The island of Laysan has lost all of its vegetation due to the stupid intentional introduction of Guinea Pigs (Cavia porcellus (L.)) and Rabbits (Oryctolagus cuniculus (L.)) at the beginning of the 20th century, which simply consumed all of the plant material in existence. On the other atolls and islands named above the species disappeared apparently due to human activities, for example the building of military bases.
It was last collected on the Kure Atoll in 1964 and in 1969 on the Pearl and Hermes Atoll. 
A last remark: the author of this species has actually named a lot of species, many, I mean perhaps most of them are now no longer accepted as being valid, this may well also apply to the Atoll Achyranthes, which after all may indeed someday turn out to be nothing but a Round-leaved Shining Chaff Flower (Achyranthes splendens var. rotundata Hillebr.).
 Harold St. John: Monograph of the Hawaiian species of Achyranthes (Amaranthaceae). Hawaiian plant studies 56. Pacific Science 33(4): 333-350. 1979
The Laysan Owlet Moth was described in 1913, it was endemic to the island of Laysan in the northwestern part of the Hawaiian island chain, but may also have occurred on the Pearl & Hermes Reef.
The quite variable species reached a wingspan of about 2,2 to 2,5 cm.
The caterpillars of this species were found feeding on the leaves of ‘aki ‘aki (Sporobolus virginicus (L.) Kunth). 

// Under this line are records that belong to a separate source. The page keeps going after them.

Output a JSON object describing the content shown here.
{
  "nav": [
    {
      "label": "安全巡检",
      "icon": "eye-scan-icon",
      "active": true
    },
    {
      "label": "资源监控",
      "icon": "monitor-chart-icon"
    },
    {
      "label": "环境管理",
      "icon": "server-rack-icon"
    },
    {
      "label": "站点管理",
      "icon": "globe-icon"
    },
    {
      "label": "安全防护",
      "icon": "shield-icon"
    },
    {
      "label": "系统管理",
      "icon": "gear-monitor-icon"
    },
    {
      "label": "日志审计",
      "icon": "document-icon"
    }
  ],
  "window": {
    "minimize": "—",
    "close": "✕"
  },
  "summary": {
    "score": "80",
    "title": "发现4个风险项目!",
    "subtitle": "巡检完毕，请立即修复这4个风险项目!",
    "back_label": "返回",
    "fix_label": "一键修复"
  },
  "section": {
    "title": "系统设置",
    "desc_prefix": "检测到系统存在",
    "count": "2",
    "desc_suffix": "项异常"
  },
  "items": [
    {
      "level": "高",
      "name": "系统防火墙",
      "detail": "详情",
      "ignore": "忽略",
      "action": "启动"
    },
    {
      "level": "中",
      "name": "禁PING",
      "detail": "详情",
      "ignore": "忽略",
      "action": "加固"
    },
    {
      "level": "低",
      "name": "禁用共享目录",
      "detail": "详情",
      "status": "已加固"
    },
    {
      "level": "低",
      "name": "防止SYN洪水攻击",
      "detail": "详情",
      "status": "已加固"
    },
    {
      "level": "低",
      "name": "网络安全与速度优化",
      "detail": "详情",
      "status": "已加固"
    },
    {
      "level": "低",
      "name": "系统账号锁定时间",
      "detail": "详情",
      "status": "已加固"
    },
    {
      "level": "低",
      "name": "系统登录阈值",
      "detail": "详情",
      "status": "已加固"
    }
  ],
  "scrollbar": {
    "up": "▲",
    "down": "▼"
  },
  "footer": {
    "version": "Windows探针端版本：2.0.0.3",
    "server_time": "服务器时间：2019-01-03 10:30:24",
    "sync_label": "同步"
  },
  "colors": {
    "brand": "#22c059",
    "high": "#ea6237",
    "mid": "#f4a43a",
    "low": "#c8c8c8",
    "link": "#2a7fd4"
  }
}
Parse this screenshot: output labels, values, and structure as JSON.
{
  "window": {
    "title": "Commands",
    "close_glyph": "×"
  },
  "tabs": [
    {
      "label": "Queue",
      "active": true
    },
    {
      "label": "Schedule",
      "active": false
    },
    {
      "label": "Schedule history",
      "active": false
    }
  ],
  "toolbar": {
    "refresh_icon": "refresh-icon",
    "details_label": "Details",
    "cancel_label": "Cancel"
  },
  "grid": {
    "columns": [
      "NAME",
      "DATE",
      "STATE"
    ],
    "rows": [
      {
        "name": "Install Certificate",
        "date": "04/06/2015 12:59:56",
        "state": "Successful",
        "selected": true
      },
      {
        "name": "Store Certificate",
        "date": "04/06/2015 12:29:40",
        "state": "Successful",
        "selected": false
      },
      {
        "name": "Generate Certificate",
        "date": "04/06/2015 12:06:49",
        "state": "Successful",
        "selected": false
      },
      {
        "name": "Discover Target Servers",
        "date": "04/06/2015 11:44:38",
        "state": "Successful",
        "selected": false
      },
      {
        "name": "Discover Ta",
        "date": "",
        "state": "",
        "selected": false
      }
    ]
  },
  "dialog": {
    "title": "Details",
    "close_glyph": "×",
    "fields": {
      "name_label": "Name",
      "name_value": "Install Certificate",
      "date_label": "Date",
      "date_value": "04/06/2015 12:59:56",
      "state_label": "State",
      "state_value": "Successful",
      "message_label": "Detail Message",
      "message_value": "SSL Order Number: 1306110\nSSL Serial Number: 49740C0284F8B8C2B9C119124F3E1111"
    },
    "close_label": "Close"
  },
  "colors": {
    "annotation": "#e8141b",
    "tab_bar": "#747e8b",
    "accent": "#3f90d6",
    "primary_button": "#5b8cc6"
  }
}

 Otto H. Swezey: Two new species of moths from Laysan Island. Proceedings of the Hawaiian Entomological Society 3: 18-19. 1913  E. C. Zimmerman: Insects of Hawaii 7, Macrolepidoptera. University of Hawaii Press, Honolulu 1958
The Laysan Leaf-roller was described in 1913 (or 1914, according to other sources), the species is known only from the island of Laysan, Hawaiian Islands and is the sole known member of its genus known from the northwestern Hawaiian Islands.
The species reached a wingspan of 1,9 to 2,2 cm, the forewings were mainly light fuscous with a darker costa and median band, the hindwings were light fuscous, somewhat suffused with a whitish wash.
The biology of this species is not known, its larvae, however, are thought to have fed on some native grass species. 
 Otto H. Swezey: Two new species of moths from Laysan Island. Proceedings of the Hawaiian Entomological Society 3: 18-19. 1913  Elwood C. Zimmerman: Insects of Hawaii 8; Lepidoptera: Pyralidae. University of Hawaii Press, Honolulu 1958